How My Grandmother's Legacy Lives On In Her Chicken Soup
August 13, 2005. The night of my 39th birthday. Instead of a happy celebration, that day became consumed with fear that my birthday would forever be known as the anniversary of my grandmother’s death. At 88 she had been in failing health, with many a scare that her last breath was fast approaching. On that Saturday night, I could hear the collision course in my head. My beloved grandmother was going to die on my birthday.
Hours after a family Hibachi dinner, my parents would head to the assisted living facility that had become Mama’s happy home. The pact became “No matter what the clock says, Mama is not going to die on August 13th.” Thankfully, it never came to that. She died at 3 a.m. on August 14th, which in my world was still too close for comfort.
To have a grandmother in your life for 39 years is a blessing most people can’t relate to. As I tried to cope with my grief, the words of consolation to just feel lucky that I had her for so long fell on deaf ears. What people failed to understand was the meaning behind having her for so long. Everything I did going forward held a memory or connection to her. I would stand in the kitchen cutting up a cantaloupe and remember how the first course of every dinner at her house was a wedge of melon. An escalator ride in Macy’s launched me into a flashback of being a little girl and going shopping with her. Driving past a car moving at a snail’s pace would remind me of the time she got a ticket for driving too slow. The memories surrounded me constantly, some bringing comfort and some fueling outbursts of sadness and tears.

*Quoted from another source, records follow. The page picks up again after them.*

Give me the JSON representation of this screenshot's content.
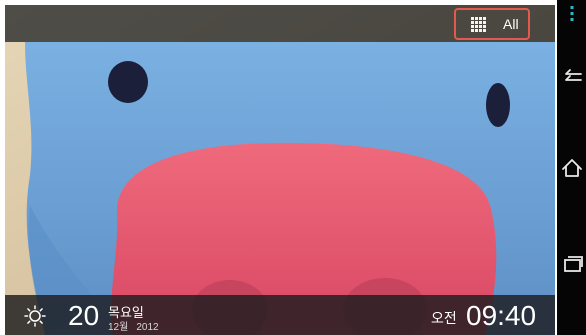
{
  "topbar": {
    "filter_label": "All",
    "filter_icon": "grid-icon"
  },
  "bottombar": {
    "weather_icon": "sun-icon",
    "day": "20",
    "weekday": "목요일",
    "month": "12월",
    "year": "2012",
    "ampm": "오전",
    "time": "09:40"
  },
  "navbar": {
    "icons": [
      "menu-icon",
      "back-icon",
      "home-icon",
      "recent-apps-icon"
    ]
  },
  "colors": {
    "highlight_border": "#e25a4e",
    "figure_blue": "#6fa3d8",
    "figure_pink": "#e7576e",
    "background_wall": "#d9c7a2"
  }
}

One month after Mama’s passing, we were facing the first Jewish holidays without her. It had been years since she was at the helm of the celebration, but she didn’t need to be in the kitchen for us to enjoy her food. As a child who lost her mother at age 7, Mama had taught herself to cook some of the most delicious food I have ever tasted. Her brisket recipe was a must during the holidays, always accompanied by her famous green Jello with pineapple. But her one true signature dish would forever be her chicken soup, homemade for every holiday in a special pot that we all decided added an unknown magical ingredient to make it taste so good.
"The miracle of that first holiday and every single one that followed was the fact that Mama could still celebrate with us. The food made any house smell like her house. She could be there even when she wasn’t."
The miracle of that first holiday and every single one that followed was the fact that Mama could still celebrate with us. The food made any house smell like her house. She could be there even when she wasn’t. And whenever it was my turn to make the soup, my dog would bark at her pot as if to say that she was proud of me for continuing our special family tradition.
Mama’s chicken soup became much more than what some people refer to as Jewish penicillin. For our family, it was now a bonding thread. There is something about that soup that instills excitement in every generation of our family. It’s a given that before every holiday someone in the family will ask, “Are we having Mama’s soup?” One cousin makes it a competition to have as many bowls as possible when we get together for Yom Kippur to break the fast. This year, he will proudly tell you that he downed five bowls, matzoh balls included. And during the first few months of the pandemic, my son refused to leave New York City until I lured him home with Mama’s soup. During those trying days, I was especially thankful for the power of that soup.
Mama’s soup also made its way onto the pages of my son’s college application. He was asked to write about a family legacy and he didn’t have to think twice about what subject matter to use. He went into great detail about the fresh ingredients, the amazing taste, and the immeasurable value of a fresh pot of soup. I’m sure there were many reasons that he received an acceptance letter, but deep in my heart I know that Mama’s soup had something to do with it.
Mama left behind a legacy that includes kindness, generosity, and overflowing amounts of unconditional love. As time naturally fades the recollections of our special moments together, I am so grateful that we have a way to consistently bring her back to life. Mortality is inevitable for all of us, but in our family, we have one way around the unavoidable ending: chicken soup never dies.